Exercise directions
All records should be reproduced verbatim.

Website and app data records
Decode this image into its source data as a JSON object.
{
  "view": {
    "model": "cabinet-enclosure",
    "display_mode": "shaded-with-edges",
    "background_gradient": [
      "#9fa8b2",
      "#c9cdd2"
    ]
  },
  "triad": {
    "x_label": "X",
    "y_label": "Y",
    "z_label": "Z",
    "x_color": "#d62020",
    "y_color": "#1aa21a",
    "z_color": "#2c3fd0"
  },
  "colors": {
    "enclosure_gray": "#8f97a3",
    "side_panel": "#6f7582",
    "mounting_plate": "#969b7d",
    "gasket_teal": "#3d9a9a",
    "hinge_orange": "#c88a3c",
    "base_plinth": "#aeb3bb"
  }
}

Written response
Decode this image into its source data as a JSON object.
{
  "view": {
    "model": "cabinet-enclosure",
    "display_mode": "shaded-with-edges",
    "background_gradient": [
      "#9fa8b2",
      "#c9cdd2"
    ]
  },
  "triad": {
    "x_label": "X",
    "y_label": "Y",
    "z_label": "Z",
    "x_color": "#d62020",
    "y_color": "#1aa21a",
    "z_color": "#2c3fd0"
  },
  "colors": {
    "enclosure_gray": "#8f97a3",
    "side_panel": "#6f7582",
    "mounting_plate": "#969b7d",
    "gasket_teal": "#3d9a9a",
    "hinge_orange": "#c88a3c",
    "base_plinth": "#aeb3bb"
  }
}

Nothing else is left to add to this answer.